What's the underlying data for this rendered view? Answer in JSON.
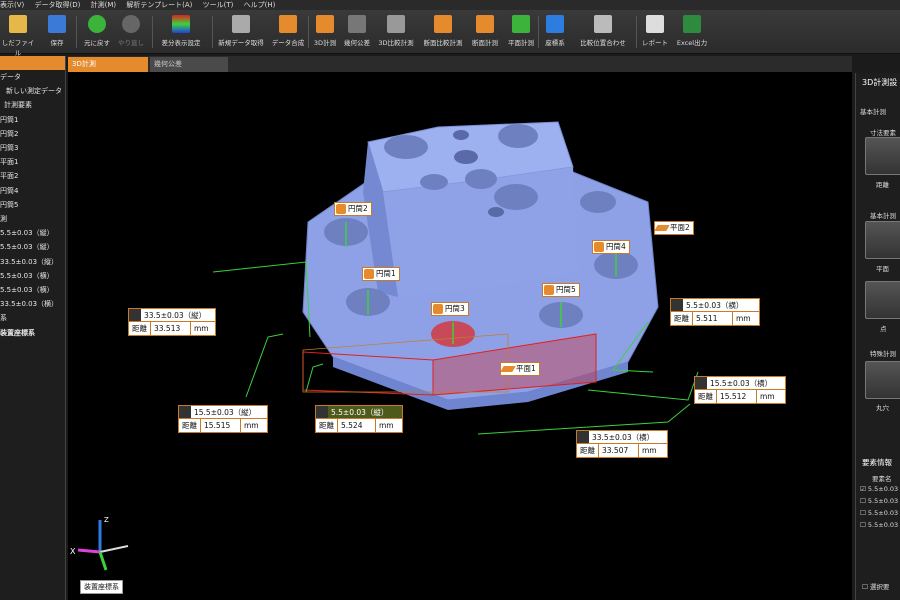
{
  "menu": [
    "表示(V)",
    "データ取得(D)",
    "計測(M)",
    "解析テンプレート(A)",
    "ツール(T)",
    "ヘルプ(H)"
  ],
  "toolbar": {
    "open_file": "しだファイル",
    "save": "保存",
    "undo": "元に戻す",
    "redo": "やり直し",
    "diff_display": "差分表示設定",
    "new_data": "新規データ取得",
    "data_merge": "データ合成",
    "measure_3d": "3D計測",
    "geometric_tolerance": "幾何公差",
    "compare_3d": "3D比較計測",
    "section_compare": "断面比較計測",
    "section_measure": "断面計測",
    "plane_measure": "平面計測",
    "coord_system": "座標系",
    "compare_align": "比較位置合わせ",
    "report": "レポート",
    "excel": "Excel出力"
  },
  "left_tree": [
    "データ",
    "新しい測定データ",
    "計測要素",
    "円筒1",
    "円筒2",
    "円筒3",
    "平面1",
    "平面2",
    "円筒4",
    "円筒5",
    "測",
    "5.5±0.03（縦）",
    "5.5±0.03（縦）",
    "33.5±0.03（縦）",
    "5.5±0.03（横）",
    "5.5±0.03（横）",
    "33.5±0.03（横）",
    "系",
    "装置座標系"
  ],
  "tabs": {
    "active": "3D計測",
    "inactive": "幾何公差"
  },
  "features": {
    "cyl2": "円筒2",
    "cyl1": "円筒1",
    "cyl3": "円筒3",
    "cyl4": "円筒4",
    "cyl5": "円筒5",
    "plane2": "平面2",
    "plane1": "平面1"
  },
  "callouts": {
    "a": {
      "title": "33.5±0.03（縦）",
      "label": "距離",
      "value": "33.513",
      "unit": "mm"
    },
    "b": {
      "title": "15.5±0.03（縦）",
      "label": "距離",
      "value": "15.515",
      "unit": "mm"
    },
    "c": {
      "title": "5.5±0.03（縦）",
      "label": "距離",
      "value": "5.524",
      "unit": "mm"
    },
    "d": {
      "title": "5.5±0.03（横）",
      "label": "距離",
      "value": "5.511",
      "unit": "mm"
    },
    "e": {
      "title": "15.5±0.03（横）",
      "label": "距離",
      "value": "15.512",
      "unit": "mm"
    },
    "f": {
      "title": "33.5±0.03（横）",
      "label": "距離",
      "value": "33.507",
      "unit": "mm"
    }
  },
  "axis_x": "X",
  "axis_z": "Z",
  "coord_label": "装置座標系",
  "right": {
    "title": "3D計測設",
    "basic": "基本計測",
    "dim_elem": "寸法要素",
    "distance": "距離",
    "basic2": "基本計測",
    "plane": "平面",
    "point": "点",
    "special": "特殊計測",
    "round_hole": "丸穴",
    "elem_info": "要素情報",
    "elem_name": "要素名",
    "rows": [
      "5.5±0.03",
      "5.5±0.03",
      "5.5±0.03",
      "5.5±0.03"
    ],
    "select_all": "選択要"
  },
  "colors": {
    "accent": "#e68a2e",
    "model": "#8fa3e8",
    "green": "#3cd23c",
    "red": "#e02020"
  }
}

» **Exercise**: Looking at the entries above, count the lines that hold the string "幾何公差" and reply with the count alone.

» **Finished task**: 2